As I was pondering these heavy topics, I noticed a woman in the waiting room playing some type of game on her Blackberry. She was chewing gum and the more intense the game became, the faster her jaws moved. Well that was okay except, she was a gum “popper” of the worst kind. At first it sounded like someone “flicking their Bic” and then escalated to sounding like a Single Action Shooters Rendezvous right there in the waiting room. How is a person to get any writing done with the rapid fire emanating from this gum chewing Annie Oakley? I tried to make eye contact with her to give her some kind of look that may stop the insanity. No luck. My second thought was, I could chew my own gum and give her a dose of the same except I don’t have the skill, or the lack of class. My last resort was to get out my iPhone, plug in my headset which I always have in my purse, and listen to some bluegrass music to drown out the source of my irritation. It was at that moment, I came up with my topic of the month. I sat there with my headset in hand and no iPhone in my purse! I had left it at home! I felt like I had lost my lifeline to the rest of the world. How could this happen? When did my dependency begin?
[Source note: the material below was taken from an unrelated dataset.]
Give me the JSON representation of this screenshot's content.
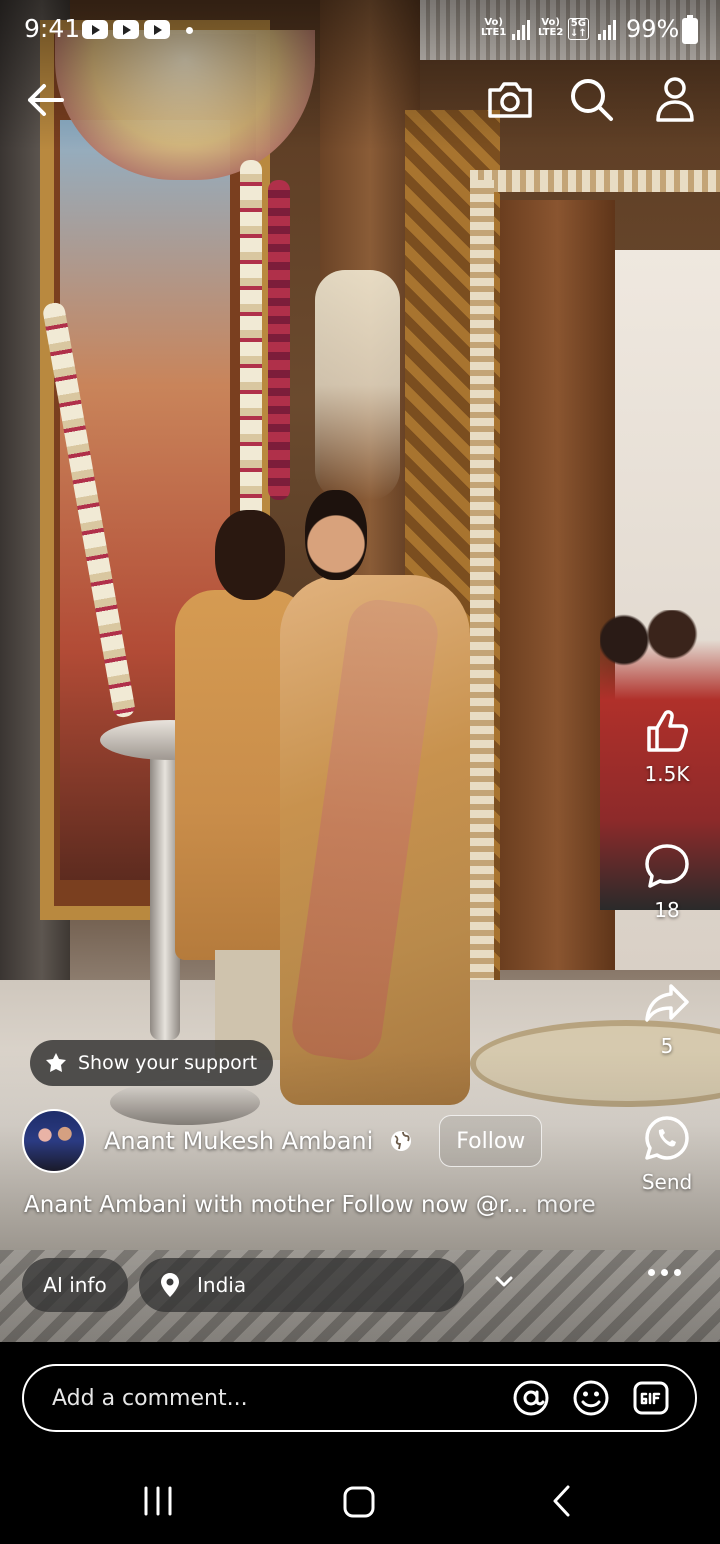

Somehow I have lived the first 50 years of my life without a cell phone, and managed quite well. My childhood home never had a telephone and we survived. We made a daily trip to the post office/store and this is where the news of the day was exchanged. News such as; a birth, a death, if the moon is right for planting, if there was a stranger seen in the village along with speculation as to their business on the reservation. The basket weavers could find out if the willow sticks were ready to pick, fisherman could learn if the salmon run had begun. You could find out who killed a deer, or learn if the acorns were falling yet. As they say, you heard all the news that was fit to print and some that wasn’t.
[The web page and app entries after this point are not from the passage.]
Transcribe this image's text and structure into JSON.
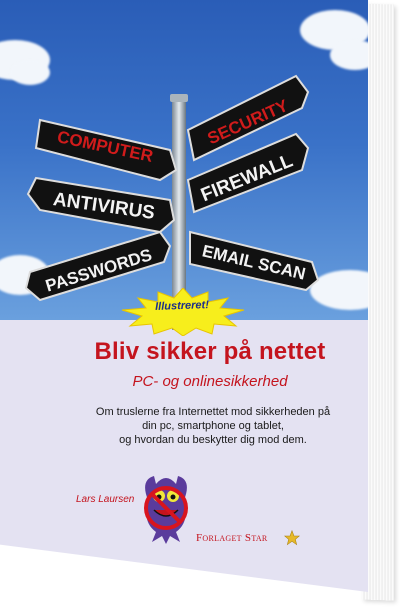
{
  "cover": {
    "signs": [
      "COMPUTER",
      "SECURITY",
      "ANTIVIRUS",
      "FIREWALL",
      "PASSWORDS",
      "EMAIL SCAN"
    ],
    "badge": "Illustreret!",
    "title": "Bliv sikker på nettet",
    "subtitle": "PC- og onlinesikkerhed",
    "description": [
      "Om truslerne fra Internettet mod sikkerheden på",
      "din pc, smartphone og tablet,",
      "og hvordan du beskytter dig mod dem."
    ],
    "author": "Lars Laursen",
    "publisher": "Forlaget Star"
  },
  "colors": {
    "title_red": "#c4141e",
    "sky_blue": "#2a5db7",
    "lower_panel": "#e4e2f2",
    "sign_black": "#111111",
    "badge_yellow": "#f7ee1c"
  }
}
This daily trip to the store and post office was the highlight of the day for the local folks and in that little village, it still is. There was the usual collection of characters who liked to sit in front of the store and banter with everyone that came and went. I still enjoy going to the store when ever I go “home.” It’s a different set of characters, but they are every bit as colorful. What a contrast to my trip to Safeway here in Brentwood! I very seldom see a familiar face; I buy a frappacino on my way in, I do my shopping and go home. The personal interaction that we had with friends in the days of my childhood trips to the store has now been replaced by the CBA message board, Facebook and my email inbox. All the information I need is accessible on my iPhone. I can Google the weather report, fishing report, late breaking news; it’s all in the palm of my hand with a few touches to the screen of my little “magic box.”

By now, you may be wondering about bluegrass content. I can tell you that all my favorite music is in the iPod function of my phone. If I want to learn a new song, I play it over and over again while I’m doing my crunches and curls at the gym; Tyminski on the treadmill, Rhonda on the rowing machine, Skaggs on stationary bike, Alison on the elliptical, you get the picture.
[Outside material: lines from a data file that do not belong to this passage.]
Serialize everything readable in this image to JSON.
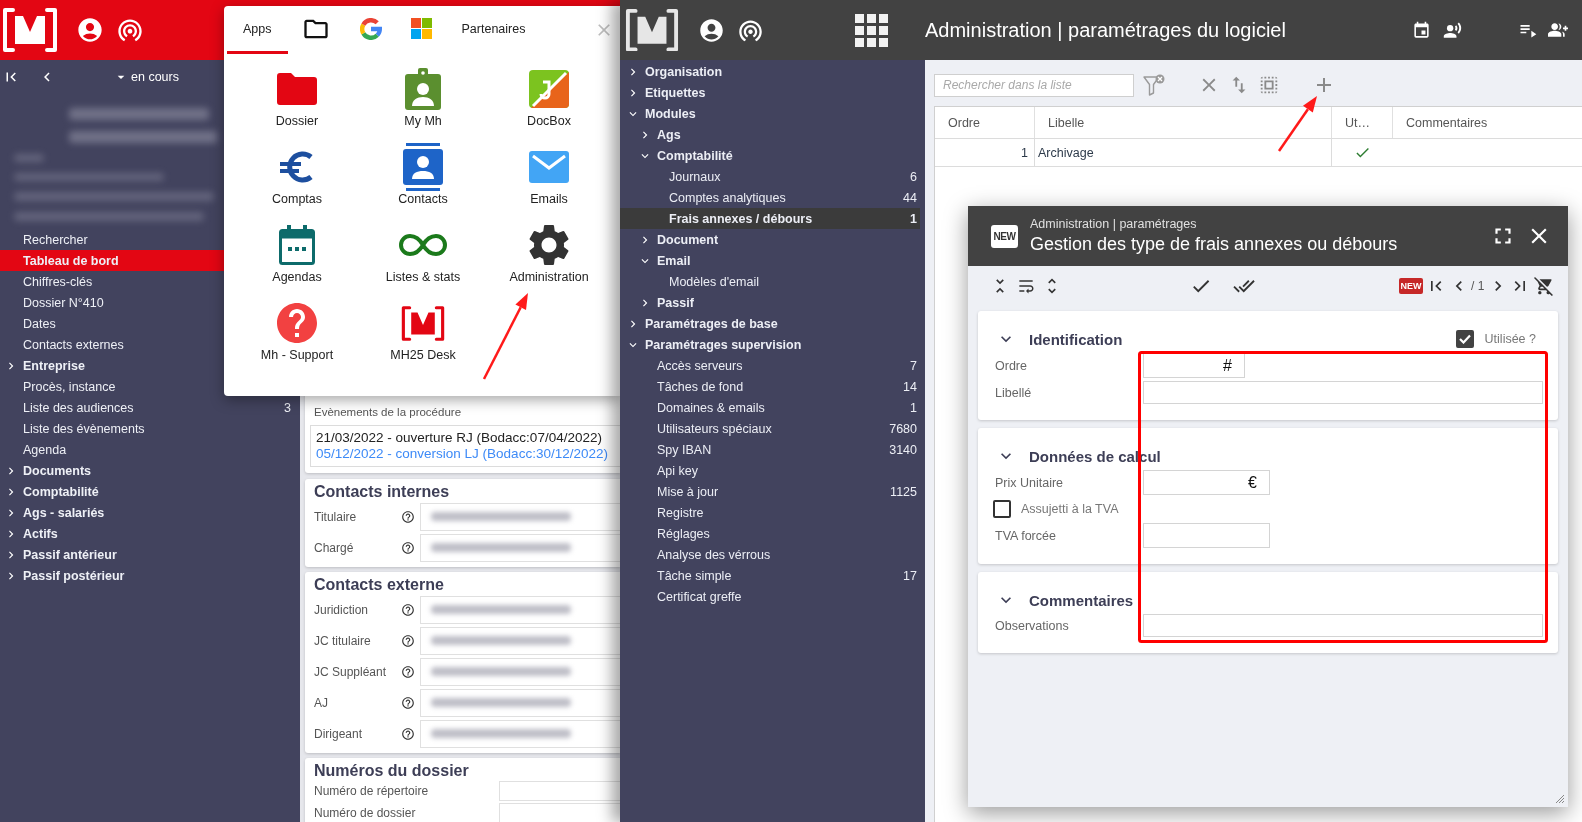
{
  "case_window": {
    "status_filter": "en cours",
    "menu": [
      {
        "kind": "item",
        "label": "Rechercher",
        "selected": false
      },
      {
        "kind": "item",
        "label": "Tableau de bord",
        "selected": true
      },
      {
        "kind": "item",
        "label": "Chiffres-clés",
        "selected": false
      },
      {
        "kind": "item",
        "label": "Dossier N°410",
        "selected": false
      },
      {
        "kind": "item",
        "label": "Dates",
        "selected": false
      },
      {
        "kind": "item",
        "label": "Contacts externes",
        "selected": false
      },
      {
        "kind": "group",
        "label": "Entreprise",
        "selected": false,
        "expanded": false
      },
      {
        "kind": "item",
        "label": "Procès, instance",
        "selected": false
      },
      {
        "kind": "item",
        "label": "Liste des audiences",
        "count": "3",
        "selected": false
      },
      {
        "kind": "item",
        "label": "Liste des évènements",
        "selected": false
      },
      {
        "kind": "item",
        "label": "Agenda",
        "selected": false
      },
      {
        "kind": "group",
        "label": "Documents",
        "selected": false,
        "expanded": false
      },
      {
        "kind": "group",
        "label": "Comptabilité",
        "selected": false,
        "expanded": false
      },
      {
        "kind": "group",
        "label": "Ags - salariés",
        "selected": false,
        "expanded": false
      },
      {
        "kind": "group",
        "label": "Actifs",
        "selected": false,
        "expanded": false
      },
      {
        "kind": "group",
        "label": "Passif antérieur",
        "selected": false,
        "expanded": false
      },
      {
        "kind": "group",
        "label": "Passif postérieur",
        "selected": false,
        "expanded": false
      }
    ],
    "events": {
      "label": "Evènements de la procédure",
      "lines": [
        {
          "kind": "entry",
          "text": "21/03/2022 - ouverture RJ (Bodacc:07/04/2022)"
        },
        {
          "kind": "link",
          "text": "05/12/2022 - conversion LJ (Bodacc:30/12/2022)"
        }
      ]
    },
    "cards": [
      {
        "kind": "contacts",
        "title": "Contacts internes",
        "rows": [
          {
            "label": "Titulaire"
          },
          {
            "label": "Chargé"
          }
        ]
      },
      {
        "kind": "contacts",
        "title": "Contacts externe",
        "rows": [
          {
            "label": "Juridiction"
          },
          {
            "label": "JC titulaire"
          },
          {
            "label": "JC Suppléant"
          },
          {
            "label": "AJ"
          },
          {
            "label": "Dirigeant"
          }
        ]
      },
      {
        "kind": "numbers",
        "title": "Numéros du dossier",
        "rows": [
          {
            "label": "Numéro de répertoire"
          },
          {
            "label": "Numéro de dossier"
          }
        ]
      }
    ]
  },
  "apps_popup": {
    "tabs": [
      {
        "kind": "text",
        "label": "Apps",
        "selected": true
      },
      {
        "kind": "folder",
        "selected": false
      },
      {
        "kind": "g-logo",
        "selected": false
      },
      {
        "kind": "squares",
        "selected": false
      },
      {
        "kind": "text",
        "label": "Partenaires",
        "selected": false
      }
    ],
    "apps": [
      {
        "kind": "folder",
        "label": "Dossier"
      },
      {
        "kind": "badge",
        "label": "My Mh"
      },
      {
        "kind": "tile",
        "label": "DocBox"
      },
      {
        "kind": "euro",
        "label": "Comptas"
      },
      {
        "kind": "contacts",
        "label": "Contacts"
      },
      {
        "kind": "mail",
        "label": "Emails"
      },
      {
        "kind": "calendar",
        "label": "Agendas"
      },
      {
        "kind": "infinity",
        "label": "Listes & stats"
      },
      {
        "kind": "gear",
        "label": "Administration"
      },
      {
        "kind": "help",
        "label": "Mh - Support"
      },
      {
        "kind": "logo",
        "label": "MH25 Desk"
      }
    ]
  },
  "admin_window": {
    "title": "Administration | paramétrages du logiciel",
    "tree": [
      {
        "kind": "group",
        "label": "Organisation",
        "expanded": false,
        "selected": false
      },
      {
        "kind": "group",
        "label": "Etiquettes",
        "expanded": false,
        "selected": false
      },
      {
        "kind": "group",
        "label": "Modules",
        "expanded": true,
        "selected": false,
        "children": [
          {
            "kind": "group",
            "label": "Ags",
            "expanded": false,
            "selected": false
          },
          {
            "kind": "group",
            "label": "Comptabilité",
            "expanded": true,
            "selected": false,
            "children": [
              {
                "kind": "item",
                "label": "Journaux",
                "count": "6",
                "selected": false
              },
              {
                "kind": "item",
                "label": "Comptes analytiques",
                "count": "44",
                "selected": false
              },
              {
                "kind": "item",
                "label": "Frais annexes / débours",
                "count": "1",
                "selected": true
              }
            ]
          },
          {
            "kind": "group",
            "label": "Document",
            "expanded": false,
            "selected": false
          },
          {
            "kind": "group",
            "label": "Email",
            "expanded": true,
            "selected": false,
            "children": [
              {
                "kind": "item",
                "label": "Modèles d'email",
                "selected": false
              }
            ]
          },
          {
            "kind": "group",
            "label": "Passif",
            "expanded": false,
            "selected": false
          }
        ]
      },
      {
        "kind": "group",
        "label": "Paramétrages de base",
        "expanded": false,
        "selected": false
      },
      {
        "kind": "group",
        "label": "Paramétrages supervision",
        "expanded": true,
        "selected": false,
        "children": [
          {
            "kind": "item",
            "label": "Accès serveurs",
            "count": "7",
            "selected": false
          },
          {
            "kind": "item",
            "label": "Tâches de fond",
            "count": "14",
            "selected": false
          },
          {
            "kind": "item",
            "label": "Domaines & emails",
            "count": "1",
            "selected": false
          },
          {
            "kind": "item",
            "label": "Utilisateurs spéciaux",
            "count": "7680",
            "selected": false
          },
          {
            "kind": "item",
            "label": "Spy IBAN",
            "count": "3140",
            "selected": false
          },
          {
            "kind": "item",
            "label": "Api key",
            "selected": false
          },
          {
            "kind": "item",
            "label": "Mise à jour",
            "count": "1125",
            "selected": false
          },
          {
            "kind": "item",
            "label": "Registre",
            "selected": false
          },
          {
            "kind": "item",
            "label": "Réglages",
            "selected": false
          },
          {
            "kind": "item",
            "label": "Analyse des vérrous",
            "selected": false
          },
          {
            "kind": "item",
            "label": "Tâche simple",
            "count": "17",
            "selected": false
          },
          {
            "kind": "item",
            "label": "Certificat greffe",
            "selected": false
          }
        ]
      }
    ],
    "search": {
      "placeholder": "Rechercher dans la liste"
    },
    "table": {
      "columns": [
        "Ordre",
        "Libelle",
        "Ut…",
        "Commentaires"
      ],
      "rows": [
        {
          "order": "1",
          "label": "Archivage",
          "used": true
        }
      ]
    }
  },
  "dialog": {
    "badge": "NEW",
    "subtitle": "Administration | paramétrages",
    "title": "Gestion des type de frais annexes ou débours",
    "toolbar": {
      "badge": "NEW",
      "pager": "/ 1"
    },
    "sections": [
      {
        "title": "Identification",
        "expanded": true,
        "toggle": {
          "label": "Utilisée ?",
          "checked": true
        },
        "fields": [
          {
            "kind": "number",
            "label": "Ordre",
            "suffix": "#"
          },
          {
            "kind": "text",
            "label": "Libellé"
          }
        ]
      },
      {
        "title": "Données de calcul",
        "expanded": true,
        "fields": [
          {
            "kind": "currency",
            "label": "Prix Unitaire",
            "suffix": "€"
          },
          {
            "kind": "checkbox",
            "label": "Assujetti à la TVA",
            "checked": false
          },
          {
            "kind": "short",
            "label": "TVA forcée"
          }
        ]
      },
      {
        "title": "Commentaires",
        "expanded": true,
        "fields": [
          {
            "kind": "text",
            "label": "Observations"
          }
        ]
      }
    ]
  }
}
When the CBA website was attacked recently and I couldn’t make the connection with the bluegrass family, it made me realize what a big part of my life CBA has become. Daily visits to the site now are like my trips to the store and post office in the days of yore. A big “thank you” to our website team, they do a terrific job!

I look forward to seeing you all at the Spring Camp-out at Turlock; making new acquaintances and jamming with my friends, old and new. It won’t be the same without Phil, Lloyd and Wayne this year but we will have them there in our hearts. None of us have a guarantee of tomorrow, so stay connected in whatever way you choose and tell your bluegrass friends you love ‘em you while you can. See you in Turlock.
Posted:  3/28/2010

Copyright © 2002 California Bluegrass Association. All rights reserved.
Comments? Questions? Please email